Among the lines below, list those containing the string "screenshot".

*** The input ***

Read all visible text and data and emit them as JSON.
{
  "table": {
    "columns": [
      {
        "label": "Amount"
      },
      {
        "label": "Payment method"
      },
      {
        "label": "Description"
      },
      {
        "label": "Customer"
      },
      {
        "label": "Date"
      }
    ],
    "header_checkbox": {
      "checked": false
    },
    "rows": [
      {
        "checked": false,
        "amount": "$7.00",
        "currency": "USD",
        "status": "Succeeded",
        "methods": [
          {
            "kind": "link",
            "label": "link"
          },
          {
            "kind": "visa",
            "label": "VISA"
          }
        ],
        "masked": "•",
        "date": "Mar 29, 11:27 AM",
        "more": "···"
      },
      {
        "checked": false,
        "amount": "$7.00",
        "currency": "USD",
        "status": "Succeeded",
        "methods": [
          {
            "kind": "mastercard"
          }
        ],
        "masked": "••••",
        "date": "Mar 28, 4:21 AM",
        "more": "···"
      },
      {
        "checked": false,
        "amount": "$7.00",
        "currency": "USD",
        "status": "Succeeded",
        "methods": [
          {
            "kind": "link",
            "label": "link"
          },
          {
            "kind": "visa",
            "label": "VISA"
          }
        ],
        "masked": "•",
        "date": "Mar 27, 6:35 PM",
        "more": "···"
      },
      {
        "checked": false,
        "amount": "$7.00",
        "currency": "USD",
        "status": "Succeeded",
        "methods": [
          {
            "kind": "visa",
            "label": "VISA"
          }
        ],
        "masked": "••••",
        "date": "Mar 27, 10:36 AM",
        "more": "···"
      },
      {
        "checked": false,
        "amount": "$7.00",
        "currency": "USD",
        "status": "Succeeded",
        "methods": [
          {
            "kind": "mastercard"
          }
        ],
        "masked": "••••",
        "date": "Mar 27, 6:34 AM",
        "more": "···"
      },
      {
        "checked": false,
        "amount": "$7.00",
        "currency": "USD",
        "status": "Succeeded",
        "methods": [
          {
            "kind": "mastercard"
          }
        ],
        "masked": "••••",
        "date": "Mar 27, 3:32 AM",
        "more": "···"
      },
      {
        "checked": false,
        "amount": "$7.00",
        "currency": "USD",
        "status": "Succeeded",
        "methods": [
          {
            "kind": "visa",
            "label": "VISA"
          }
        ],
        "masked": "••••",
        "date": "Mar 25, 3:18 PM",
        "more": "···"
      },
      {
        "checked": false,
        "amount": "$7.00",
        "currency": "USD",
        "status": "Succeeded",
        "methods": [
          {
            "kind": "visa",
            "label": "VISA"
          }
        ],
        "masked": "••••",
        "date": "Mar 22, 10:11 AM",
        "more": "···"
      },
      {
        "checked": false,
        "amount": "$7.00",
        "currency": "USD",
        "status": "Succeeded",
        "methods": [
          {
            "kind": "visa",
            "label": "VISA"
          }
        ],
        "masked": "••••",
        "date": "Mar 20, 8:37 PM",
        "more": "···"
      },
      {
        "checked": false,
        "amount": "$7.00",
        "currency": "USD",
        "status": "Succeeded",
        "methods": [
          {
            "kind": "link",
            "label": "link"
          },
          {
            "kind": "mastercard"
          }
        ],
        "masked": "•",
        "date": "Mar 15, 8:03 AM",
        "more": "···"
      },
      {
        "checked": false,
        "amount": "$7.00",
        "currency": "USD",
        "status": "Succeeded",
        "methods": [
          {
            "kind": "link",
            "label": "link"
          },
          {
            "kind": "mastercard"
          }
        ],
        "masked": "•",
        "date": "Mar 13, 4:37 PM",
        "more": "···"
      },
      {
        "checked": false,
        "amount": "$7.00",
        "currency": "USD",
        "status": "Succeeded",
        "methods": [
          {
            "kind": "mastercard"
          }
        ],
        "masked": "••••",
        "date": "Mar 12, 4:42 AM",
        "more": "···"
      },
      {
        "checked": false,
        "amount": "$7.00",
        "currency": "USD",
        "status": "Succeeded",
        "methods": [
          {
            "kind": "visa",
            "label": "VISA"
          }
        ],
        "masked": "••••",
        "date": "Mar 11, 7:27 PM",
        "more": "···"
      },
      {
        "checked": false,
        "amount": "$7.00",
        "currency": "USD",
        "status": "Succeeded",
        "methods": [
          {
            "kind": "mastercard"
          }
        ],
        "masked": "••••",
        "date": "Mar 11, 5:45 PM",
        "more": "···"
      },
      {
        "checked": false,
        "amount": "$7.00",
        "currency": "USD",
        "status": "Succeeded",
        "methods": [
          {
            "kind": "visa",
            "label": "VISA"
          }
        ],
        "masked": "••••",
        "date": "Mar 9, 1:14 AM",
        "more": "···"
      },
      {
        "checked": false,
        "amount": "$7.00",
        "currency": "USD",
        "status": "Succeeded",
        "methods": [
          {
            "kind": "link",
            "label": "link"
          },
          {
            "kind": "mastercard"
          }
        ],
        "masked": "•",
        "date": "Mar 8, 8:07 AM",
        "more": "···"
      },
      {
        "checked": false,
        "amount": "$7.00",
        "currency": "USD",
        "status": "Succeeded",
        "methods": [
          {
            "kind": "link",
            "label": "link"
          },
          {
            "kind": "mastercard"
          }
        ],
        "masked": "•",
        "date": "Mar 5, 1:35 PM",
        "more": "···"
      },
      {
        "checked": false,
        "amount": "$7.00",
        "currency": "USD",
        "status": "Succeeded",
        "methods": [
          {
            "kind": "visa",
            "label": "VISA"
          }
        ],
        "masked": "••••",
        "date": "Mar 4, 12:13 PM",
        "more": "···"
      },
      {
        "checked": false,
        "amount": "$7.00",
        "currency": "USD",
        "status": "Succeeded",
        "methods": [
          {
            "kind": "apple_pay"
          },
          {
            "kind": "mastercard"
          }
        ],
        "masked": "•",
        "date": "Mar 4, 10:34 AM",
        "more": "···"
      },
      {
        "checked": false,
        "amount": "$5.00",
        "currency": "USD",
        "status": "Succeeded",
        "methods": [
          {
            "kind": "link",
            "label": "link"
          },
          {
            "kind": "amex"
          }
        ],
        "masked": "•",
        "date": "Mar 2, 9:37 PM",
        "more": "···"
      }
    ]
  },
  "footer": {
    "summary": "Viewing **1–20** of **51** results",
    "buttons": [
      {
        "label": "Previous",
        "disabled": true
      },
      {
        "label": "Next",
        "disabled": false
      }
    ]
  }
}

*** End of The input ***
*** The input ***

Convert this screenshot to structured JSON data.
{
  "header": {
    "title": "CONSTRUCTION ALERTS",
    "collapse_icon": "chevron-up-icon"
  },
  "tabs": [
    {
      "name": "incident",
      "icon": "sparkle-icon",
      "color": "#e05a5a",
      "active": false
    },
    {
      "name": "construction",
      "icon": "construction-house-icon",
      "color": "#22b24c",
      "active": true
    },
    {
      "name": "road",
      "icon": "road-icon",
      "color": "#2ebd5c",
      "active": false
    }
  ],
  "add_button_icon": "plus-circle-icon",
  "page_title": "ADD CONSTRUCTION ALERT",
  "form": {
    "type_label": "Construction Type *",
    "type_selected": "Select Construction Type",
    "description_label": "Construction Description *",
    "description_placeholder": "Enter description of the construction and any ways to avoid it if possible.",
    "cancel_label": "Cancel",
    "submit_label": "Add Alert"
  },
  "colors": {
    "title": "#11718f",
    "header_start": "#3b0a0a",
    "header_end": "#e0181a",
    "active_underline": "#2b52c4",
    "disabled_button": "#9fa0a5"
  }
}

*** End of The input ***
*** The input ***

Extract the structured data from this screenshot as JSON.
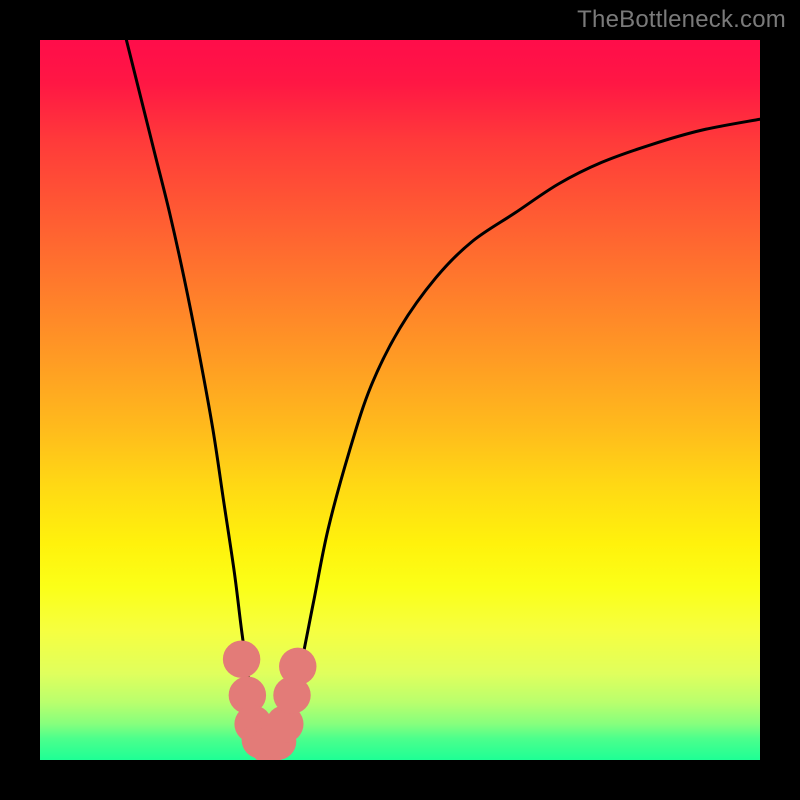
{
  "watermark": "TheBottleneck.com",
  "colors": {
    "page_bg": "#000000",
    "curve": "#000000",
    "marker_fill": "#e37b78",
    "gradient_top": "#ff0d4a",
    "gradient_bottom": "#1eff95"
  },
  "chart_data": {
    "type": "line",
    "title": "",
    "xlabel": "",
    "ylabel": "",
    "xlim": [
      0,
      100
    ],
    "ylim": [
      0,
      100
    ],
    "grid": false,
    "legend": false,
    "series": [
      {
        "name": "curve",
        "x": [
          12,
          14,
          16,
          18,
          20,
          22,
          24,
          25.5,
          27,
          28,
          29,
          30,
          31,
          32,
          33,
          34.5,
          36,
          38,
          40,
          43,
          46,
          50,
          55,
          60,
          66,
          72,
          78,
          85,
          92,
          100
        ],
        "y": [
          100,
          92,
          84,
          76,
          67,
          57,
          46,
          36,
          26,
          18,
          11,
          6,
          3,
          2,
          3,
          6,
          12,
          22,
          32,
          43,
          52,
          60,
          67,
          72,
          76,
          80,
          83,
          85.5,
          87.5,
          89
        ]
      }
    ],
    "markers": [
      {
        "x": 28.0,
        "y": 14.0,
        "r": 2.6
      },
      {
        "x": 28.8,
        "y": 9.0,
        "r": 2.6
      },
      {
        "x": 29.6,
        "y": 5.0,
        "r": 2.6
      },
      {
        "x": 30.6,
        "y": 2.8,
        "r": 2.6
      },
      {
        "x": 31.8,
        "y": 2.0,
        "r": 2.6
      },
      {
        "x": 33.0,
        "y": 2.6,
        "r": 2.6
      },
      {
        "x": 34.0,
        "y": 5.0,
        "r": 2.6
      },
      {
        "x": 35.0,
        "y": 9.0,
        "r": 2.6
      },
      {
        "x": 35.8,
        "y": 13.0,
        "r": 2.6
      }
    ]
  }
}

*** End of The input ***

## Task response
Convert this screenshot to structured JSON data.
Extract the structured data from this screenshot as JSON.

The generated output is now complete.